No doubt, the revolution brought new issues to the fore. But any big production also has its set of challenges depending on how ambitious the producer and director are. In this case, the team took advantage of the cost effective nature of shooting in Tunisia. “I dont like relying on CGI,” confesses the director. “I think it has been used too much on low-quality films, where instead of having three ships, you suddenly have 2000 computer generated ones. But everyone knows you dont really have 2000 ships. One of the advantages of filming in a country like Tunisia is that we could afford to have large numbers of real extras. You simply dont get the same results on film using CGI. There is something about the texture of reality that enhances the film. We had master tailors designing and hand-making 7000 costumes, 700 saddles, 400 guns and 250 swords for the shoot.

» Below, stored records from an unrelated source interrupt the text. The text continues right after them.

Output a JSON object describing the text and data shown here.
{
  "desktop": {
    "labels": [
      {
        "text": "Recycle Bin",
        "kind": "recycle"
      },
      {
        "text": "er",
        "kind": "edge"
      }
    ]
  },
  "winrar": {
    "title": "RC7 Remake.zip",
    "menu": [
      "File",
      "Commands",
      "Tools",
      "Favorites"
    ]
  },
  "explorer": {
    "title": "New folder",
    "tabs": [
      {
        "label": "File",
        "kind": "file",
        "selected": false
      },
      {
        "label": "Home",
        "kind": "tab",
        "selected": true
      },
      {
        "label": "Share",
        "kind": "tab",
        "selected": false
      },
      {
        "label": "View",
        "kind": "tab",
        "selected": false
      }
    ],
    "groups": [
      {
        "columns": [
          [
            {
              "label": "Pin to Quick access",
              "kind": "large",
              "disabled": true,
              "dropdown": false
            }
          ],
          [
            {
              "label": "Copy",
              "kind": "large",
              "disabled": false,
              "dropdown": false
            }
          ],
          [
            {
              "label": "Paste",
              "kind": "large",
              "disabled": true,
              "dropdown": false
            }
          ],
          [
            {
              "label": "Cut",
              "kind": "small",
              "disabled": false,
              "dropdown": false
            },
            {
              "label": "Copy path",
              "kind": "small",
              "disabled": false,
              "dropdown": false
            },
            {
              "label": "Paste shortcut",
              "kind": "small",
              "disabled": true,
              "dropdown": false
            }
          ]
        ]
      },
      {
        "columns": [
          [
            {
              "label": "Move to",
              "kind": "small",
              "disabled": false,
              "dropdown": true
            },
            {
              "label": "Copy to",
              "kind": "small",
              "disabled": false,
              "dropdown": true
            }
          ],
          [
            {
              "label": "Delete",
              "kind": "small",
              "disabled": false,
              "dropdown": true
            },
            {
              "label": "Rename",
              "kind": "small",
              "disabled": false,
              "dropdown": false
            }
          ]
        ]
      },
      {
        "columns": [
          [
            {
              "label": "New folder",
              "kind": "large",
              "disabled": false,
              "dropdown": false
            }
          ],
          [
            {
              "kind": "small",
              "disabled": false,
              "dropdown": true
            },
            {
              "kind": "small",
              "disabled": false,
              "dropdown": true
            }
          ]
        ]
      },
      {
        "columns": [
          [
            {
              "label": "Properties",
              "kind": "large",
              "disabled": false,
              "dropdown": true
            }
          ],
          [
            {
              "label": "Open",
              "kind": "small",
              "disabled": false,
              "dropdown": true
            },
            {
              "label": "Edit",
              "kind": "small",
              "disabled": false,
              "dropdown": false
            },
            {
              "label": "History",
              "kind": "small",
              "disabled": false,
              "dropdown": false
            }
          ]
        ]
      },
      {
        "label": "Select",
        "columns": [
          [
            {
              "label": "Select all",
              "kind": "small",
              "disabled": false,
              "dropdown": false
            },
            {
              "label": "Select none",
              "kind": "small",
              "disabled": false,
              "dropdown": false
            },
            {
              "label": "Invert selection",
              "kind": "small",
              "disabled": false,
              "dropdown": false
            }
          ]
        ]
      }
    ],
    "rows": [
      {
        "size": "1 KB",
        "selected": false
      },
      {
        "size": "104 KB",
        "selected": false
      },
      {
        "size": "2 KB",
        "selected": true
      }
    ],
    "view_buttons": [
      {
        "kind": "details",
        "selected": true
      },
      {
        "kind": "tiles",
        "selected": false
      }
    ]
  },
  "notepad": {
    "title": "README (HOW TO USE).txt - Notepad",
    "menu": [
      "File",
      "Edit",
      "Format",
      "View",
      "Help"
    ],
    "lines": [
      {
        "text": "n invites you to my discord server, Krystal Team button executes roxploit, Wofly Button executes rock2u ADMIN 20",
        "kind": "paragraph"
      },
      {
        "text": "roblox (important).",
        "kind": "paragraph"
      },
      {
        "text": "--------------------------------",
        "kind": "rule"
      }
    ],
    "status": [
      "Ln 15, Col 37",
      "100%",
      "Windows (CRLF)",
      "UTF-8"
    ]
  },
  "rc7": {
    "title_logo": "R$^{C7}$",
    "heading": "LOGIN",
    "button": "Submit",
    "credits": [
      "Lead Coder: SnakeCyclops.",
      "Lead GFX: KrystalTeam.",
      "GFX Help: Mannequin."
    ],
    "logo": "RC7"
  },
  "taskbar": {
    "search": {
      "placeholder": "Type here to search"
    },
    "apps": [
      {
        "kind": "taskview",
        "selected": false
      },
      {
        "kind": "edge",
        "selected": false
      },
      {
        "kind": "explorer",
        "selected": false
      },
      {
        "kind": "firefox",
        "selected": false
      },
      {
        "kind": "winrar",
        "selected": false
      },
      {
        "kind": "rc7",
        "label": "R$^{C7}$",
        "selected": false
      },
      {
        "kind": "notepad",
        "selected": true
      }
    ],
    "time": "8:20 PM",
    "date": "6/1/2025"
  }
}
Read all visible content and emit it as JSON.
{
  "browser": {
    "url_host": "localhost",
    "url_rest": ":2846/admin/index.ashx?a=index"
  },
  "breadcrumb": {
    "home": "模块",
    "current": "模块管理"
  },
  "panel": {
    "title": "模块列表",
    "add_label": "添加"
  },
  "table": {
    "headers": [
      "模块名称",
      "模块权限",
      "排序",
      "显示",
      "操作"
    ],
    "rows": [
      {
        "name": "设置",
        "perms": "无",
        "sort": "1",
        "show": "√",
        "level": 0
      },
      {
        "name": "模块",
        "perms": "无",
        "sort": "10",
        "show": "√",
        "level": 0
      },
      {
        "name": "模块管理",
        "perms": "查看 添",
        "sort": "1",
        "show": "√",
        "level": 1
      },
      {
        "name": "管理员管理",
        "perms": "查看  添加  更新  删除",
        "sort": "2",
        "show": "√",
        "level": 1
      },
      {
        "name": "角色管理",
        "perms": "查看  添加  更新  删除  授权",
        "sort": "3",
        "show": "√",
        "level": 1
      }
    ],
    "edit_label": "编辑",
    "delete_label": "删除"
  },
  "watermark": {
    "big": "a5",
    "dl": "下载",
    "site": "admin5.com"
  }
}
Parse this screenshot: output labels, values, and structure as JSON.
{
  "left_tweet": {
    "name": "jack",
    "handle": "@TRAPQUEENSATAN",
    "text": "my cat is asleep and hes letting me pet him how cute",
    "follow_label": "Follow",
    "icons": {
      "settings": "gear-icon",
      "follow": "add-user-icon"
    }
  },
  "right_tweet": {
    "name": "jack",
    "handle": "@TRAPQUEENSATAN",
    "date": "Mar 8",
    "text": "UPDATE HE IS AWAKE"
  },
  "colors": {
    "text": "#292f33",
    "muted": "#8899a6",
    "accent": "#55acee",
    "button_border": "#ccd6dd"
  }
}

More than 10,000 extras, 10,000 camels and over 2000 horses were used for the films action scenes while more than 5000 dummy bullets were fired over the course of the production. That is a feat you cant always achieve.”
One of the biggest issues in any production is also the human element, as Annaud points out. During filming a spectacular cavalry charge, actor Tahar Rahims horse bolted. After a distraught ride, the actor and the hero of Black Gold crashed to the ground just a few metres from the cameras much to the dismay of the crew. “I thought he had fractured his spine. I have rarely been as unhappy in my life as when I saw him leave in an ambulance,” he says.
Luckily, things didnt turn out that bad. Principal photography for Black Gold began on October 18, 2010 in Tunisia and wrapped at the beginning of March 2011 in Qatar. With so much going on, its no wonder that Annaud has thought of the whole project as “quite an adventure”.
But after the excitement of the Doha Tribeca Film Festival, director Annaud will head to China for a totally different sort of film experience. It is rumoured that Annaud was denied a lifelong entry to China after his film Seven Years in Tibet, a film based on the life of Heinrich Harrer. But the fact that he is returning to China puts that rumour to rest.
“My next film after Black Gold will be in China with my dear friend and producer Bill Kong so there is no problem whatsoever. I love China and look forward to going back soon.”